The city’s Ordinance Committee took its first steps toward creating a measure to rival the strict 40- to 45-foot height-limit measure for downtown buildings, which is slated to appear on the November 2009 ballot. The committee tentatively agreed that its measure will address height, open space, setbacks, and a building’s maximum floor area, but it will not include strategies for ensuring smaller units.
City Council strengthened the hand of the Architectural Board of Review and the Historic Landmarks Commission by giving initial approval to an ordinance requiring that comments made by these review boards be read, considered, and responded to by the Planning Commission when it approves any commercial development. The two review boards must, furthermore, address a project’s size, effect on public views, and open space.

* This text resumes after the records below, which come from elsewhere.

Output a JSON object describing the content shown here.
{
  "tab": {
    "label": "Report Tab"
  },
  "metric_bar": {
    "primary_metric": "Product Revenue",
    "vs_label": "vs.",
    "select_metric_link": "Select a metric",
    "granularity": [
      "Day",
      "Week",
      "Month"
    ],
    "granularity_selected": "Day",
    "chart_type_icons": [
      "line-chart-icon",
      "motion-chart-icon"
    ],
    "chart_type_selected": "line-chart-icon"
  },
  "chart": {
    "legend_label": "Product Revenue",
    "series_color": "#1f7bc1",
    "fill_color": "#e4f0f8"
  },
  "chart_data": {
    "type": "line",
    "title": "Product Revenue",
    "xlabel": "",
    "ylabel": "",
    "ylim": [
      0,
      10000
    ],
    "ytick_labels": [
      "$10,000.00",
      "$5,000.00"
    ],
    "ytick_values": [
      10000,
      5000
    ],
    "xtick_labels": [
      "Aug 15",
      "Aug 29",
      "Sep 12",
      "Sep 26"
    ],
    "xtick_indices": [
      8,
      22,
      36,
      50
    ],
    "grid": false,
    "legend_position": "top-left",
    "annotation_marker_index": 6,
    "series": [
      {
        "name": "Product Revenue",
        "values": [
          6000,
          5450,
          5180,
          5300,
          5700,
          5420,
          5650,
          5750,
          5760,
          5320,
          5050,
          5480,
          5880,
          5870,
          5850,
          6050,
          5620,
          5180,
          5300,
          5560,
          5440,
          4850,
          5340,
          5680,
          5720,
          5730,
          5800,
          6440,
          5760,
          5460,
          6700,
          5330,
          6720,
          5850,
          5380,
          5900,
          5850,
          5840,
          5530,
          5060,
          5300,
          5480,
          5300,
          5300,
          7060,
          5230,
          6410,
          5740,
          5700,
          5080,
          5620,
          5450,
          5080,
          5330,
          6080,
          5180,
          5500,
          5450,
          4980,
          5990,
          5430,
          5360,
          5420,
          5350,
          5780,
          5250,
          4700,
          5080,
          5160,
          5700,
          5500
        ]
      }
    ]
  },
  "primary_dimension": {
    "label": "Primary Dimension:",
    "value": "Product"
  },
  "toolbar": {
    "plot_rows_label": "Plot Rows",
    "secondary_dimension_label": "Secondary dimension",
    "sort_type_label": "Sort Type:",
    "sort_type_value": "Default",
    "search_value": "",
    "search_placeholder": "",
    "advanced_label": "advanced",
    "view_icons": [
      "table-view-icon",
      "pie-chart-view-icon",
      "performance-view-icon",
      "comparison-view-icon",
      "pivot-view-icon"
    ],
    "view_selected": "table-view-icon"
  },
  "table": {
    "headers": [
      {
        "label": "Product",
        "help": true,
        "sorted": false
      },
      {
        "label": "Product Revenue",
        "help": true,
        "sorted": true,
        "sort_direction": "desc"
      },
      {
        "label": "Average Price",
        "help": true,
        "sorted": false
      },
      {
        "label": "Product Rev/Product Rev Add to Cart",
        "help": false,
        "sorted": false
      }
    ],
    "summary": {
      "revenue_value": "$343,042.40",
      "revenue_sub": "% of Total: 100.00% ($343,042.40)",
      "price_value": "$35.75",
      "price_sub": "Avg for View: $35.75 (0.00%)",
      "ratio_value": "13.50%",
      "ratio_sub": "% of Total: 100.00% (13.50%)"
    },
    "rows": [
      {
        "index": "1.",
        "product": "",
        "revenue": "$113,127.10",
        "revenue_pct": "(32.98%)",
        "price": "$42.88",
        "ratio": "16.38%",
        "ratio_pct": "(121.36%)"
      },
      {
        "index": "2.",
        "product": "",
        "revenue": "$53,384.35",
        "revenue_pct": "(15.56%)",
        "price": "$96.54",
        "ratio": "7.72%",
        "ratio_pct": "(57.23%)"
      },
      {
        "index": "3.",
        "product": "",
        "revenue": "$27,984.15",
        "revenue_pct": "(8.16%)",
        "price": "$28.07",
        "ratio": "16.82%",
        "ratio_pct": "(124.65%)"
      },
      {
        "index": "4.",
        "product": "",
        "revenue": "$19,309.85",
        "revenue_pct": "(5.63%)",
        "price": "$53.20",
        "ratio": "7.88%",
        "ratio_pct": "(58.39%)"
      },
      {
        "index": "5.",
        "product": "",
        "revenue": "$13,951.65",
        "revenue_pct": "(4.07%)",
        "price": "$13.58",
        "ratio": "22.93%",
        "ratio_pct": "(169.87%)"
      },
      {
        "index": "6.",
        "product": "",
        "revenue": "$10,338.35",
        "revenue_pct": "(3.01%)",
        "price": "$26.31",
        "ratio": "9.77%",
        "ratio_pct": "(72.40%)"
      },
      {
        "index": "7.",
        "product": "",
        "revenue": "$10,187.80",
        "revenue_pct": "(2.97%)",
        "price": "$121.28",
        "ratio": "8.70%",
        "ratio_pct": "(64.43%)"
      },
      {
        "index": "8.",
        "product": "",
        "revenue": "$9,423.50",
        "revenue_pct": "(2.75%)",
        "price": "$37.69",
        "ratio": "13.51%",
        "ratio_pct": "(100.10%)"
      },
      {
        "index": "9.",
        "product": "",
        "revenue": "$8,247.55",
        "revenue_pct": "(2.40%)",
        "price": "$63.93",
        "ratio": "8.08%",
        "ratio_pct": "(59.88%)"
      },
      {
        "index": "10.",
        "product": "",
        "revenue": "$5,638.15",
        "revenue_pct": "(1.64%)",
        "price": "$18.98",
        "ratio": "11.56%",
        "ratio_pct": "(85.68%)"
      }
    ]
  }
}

Rob Pierson, city finance director, reported to the City Council that if Measure G, the Telecommunication Modernization Ordinance, fails on November 4, the city’s street fund alone risks losing 14 percent of its funding. The measure is designed to keep the city’s utility users tax income the same as it is now by reducing telephone and cable television taxes and applying them to new telecommunications technologies.